==== RECORDED DATA ====
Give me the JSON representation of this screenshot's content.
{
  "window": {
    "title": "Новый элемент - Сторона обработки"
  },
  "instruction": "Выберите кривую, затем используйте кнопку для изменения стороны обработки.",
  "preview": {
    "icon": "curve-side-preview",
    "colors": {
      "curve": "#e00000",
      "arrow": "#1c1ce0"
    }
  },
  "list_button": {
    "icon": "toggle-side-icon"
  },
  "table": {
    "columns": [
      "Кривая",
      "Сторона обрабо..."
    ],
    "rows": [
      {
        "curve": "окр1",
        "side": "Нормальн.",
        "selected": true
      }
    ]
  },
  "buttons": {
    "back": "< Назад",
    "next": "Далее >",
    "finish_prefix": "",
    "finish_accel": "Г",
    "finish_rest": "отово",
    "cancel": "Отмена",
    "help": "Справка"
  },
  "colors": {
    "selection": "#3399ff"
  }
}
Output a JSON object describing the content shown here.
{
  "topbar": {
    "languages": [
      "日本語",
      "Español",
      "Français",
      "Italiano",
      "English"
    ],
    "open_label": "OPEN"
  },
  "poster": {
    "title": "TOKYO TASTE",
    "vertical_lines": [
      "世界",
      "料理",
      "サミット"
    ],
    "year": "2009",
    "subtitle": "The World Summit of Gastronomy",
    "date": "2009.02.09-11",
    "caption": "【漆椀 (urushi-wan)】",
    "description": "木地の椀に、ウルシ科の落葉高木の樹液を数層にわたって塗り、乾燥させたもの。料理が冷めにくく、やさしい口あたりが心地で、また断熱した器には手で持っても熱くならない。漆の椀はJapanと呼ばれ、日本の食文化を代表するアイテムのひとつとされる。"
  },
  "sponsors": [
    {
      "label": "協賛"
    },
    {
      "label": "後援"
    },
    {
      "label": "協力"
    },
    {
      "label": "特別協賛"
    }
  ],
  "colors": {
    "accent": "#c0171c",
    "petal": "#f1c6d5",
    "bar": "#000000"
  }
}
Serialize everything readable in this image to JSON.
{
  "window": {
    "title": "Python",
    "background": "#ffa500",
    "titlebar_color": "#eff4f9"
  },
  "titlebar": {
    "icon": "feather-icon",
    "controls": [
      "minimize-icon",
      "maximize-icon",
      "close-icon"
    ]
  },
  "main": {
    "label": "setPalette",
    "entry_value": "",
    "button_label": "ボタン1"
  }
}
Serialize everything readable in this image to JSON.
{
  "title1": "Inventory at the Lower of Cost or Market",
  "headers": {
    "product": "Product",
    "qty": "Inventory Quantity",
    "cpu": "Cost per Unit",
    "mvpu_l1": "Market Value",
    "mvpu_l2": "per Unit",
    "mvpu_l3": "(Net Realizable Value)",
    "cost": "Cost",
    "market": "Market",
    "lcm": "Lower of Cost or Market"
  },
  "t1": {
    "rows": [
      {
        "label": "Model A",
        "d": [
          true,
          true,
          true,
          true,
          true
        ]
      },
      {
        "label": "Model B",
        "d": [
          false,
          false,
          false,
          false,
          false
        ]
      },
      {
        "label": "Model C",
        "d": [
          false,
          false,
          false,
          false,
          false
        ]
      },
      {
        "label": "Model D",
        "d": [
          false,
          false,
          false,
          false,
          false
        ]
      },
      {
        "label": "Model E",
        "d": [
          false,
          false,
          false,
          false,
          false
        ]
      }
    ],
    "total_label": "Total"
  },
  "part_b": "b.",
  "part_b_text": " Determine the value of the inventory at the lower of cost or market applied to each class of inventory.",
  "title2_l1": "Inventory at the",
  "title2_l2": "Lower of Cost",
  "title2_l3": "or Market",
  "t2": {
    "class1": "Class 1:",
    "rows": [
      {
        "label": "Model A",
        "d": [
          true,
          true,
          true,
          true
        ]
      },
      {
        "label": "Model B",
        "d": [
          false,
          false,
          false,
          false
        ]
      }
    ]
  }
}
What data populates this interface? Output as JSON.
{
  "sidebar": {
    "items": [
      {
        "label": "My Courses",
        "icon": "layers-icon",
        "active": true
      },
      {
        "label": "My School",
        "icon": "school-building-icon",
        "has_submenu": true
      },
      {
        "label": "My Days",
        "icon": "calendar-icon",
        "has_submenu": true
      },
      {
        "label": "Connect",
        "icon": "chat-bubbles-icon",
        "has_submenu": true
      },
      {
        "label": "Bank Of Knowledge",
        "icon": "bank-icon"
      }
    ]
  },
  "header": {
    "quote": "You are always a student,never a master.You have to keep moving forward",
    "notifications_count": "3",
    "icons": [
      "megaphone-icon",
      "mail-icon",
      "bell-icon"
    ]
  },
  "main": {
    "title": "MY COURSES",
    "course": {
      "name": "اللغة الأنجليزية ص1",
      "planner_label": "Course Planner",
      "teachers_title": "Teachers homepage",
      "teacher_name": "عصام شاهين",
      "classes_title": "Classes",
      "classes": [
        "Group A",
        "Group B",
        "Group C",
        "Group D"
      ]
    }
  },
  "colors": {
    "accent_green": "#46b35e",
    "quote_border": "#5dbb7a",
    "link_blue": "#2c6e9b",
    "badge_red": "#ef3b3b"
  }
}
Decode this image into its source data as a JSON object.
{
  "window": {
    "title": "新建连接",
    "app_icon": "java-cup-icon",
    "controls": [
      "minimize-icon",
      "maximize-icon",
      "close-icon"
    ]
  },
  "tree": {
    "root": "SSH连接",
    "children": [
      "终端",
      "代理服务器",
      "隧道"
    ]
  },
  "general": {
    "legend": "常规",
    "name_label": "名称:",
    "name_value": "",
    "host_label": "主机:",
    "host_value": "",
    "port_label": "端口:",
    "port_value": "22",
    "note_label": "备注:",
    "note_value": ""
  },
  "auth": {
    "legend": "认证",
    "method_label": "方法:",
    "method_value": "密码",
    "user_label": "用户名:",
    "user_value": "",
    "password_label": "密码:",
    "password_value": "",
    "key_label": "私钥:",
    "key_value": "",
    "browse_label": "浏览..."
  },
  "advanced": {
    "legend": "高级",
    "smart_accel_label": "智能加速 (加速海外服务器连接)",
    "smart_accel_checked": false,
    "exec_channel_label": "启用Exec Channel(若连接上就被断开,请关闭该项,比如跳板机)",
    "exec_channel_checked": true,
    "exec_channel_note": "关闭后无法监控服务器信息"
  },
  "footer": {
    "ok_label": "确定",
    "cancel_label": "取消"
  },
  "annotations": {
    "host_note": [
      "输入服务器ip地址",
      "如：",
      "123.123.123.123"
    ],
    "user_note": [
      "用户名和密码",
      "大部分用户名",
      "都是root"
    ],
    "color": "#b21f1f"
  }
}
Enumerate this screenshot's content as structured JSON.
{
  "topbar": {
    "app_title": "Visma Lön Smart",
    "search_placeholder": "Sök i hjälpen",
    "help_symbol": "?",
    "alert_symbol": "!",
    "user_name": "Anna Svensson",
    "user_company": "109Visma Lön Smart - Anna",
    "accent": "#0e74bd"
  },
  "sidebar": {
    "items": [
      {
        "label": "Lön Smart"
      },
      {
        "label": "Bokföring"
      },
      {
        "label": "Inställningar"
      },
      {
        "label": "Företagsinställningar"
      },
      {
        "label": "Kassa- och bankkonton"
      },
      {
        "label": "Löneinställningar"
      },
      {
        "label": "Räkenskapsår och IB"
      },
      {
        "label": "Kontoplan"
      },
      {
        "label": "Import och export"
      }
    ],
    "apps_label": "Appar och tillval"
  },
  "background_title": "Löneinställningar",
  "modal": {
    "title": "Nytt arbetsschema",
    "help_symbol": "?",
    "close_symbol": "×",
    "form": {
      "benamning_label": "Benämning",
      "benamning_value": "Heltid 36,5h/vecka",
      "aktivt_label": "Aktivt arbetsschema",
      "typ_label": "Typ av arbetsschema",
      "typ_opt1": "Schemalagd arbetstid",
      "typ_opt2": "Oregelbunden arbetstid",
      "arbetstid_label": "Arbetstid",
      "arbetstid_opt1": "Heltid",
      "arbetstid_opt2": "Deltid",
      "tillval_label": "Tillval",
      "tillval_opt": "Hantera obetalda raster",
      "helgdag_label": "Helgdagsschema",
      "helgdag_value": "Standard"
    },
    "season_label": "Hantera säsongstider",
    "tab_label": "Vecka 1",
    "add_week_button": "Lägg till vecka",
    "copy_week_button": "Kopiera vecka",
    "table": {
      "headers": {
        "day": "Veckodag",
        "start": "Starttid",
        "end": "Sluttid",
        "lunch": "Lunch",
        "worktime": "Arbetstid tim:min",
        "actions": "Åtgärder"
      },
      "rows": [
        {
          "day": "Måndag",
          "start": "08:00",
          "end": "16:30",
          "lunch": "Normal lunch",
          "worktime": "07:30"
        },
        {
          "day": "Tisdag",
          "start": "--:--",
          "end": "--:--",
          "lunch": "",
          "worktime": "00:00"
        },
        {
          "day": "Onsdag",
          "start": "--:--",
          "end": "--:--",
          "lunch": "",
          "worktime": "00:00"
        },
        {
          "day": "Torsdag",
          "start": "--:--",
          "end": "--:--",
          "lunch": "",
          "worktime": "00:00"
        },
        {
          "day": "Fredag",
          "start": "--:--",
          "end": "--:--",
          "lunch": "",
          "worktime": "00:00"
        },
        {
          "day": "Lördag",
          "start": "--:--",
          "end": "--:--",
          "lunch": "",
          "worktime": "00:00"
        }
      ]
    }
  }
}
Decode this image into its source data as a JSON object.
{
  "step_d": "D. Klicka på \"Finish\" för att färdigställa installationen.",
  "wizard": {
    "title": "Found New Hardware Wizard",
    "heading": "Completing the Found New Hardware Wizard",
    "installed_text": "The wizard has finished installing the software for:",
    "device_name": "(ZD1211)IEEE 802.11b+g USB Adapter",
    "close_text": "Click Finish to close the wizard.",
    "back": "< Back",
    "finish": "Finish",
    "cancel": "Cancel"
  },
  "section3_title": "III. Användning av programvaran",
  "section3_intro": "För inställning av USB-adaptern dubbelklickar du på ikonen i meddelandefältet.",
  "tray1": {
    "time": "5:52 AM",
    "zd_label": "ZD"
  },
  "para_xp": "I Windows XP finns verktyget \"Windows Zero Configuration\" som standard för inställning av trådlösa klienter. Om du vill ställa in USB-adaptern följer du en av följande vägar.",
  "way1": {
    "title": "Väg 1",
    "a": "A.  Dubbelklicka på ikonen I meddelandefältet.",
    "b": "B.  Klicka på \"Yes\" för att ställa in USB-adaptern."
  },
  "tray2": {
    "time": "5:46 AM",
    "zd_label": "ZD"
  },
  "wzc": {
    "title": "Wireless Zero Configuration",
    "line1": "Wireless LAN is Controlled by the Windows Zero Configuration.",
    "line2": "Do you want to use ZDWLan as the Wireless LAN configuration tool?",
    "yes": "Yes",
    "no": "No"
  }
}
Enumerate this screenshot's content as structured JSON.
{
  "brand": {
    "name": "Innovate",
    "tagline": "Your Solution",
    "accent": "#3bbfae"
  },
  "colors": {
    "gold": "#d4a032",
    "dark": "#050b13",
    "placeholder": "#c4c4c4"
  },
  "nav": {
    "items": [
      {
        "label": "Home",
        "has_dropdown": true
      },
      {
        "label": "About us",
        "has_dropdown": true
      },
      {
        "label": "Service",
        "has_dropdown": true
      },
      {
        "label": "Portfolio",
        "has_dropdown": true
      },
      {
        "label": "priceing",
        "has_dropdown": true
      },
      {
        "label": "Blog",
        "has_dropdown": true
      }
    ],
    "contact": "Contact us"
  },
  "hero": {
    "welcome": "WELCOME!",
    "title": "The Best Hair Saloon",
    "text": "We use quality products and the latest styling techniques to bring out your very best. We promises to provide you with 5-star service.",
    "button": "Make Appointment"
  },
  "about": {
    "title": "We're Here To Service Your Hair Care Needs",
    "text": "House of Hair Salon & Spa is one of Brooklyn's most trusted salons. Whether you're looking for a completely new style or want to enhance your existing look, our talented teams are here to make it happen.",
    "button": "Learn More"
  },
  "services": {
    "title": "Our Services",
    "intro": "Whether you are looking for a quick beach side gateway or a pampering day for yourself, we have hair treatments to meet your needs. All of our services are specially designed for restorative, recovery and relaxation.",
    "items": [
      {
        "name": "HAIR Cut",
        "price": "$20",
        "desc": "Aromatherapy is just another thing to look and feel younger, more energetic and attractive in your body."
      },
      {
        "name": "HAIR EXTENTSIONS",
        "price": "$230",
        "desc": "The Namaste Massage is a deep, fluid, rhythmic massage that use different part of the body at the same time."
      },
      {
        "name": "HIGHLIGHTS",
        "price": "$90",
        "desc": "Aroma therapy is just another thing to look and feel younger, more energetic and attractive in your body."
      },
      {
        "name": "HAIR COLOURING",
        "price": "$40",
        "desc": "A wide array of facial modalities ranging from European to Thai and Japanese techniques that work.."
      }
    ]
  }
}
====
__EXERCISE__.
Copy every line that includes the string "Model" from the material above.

__SOLVED PROBLEM__.
        "label": "Model A",
        "label": "Model B",
        "label": "Model C",
        "label": "Model D",
        "label": "Model E",
        "label": "Model A",
        "label": "Model B",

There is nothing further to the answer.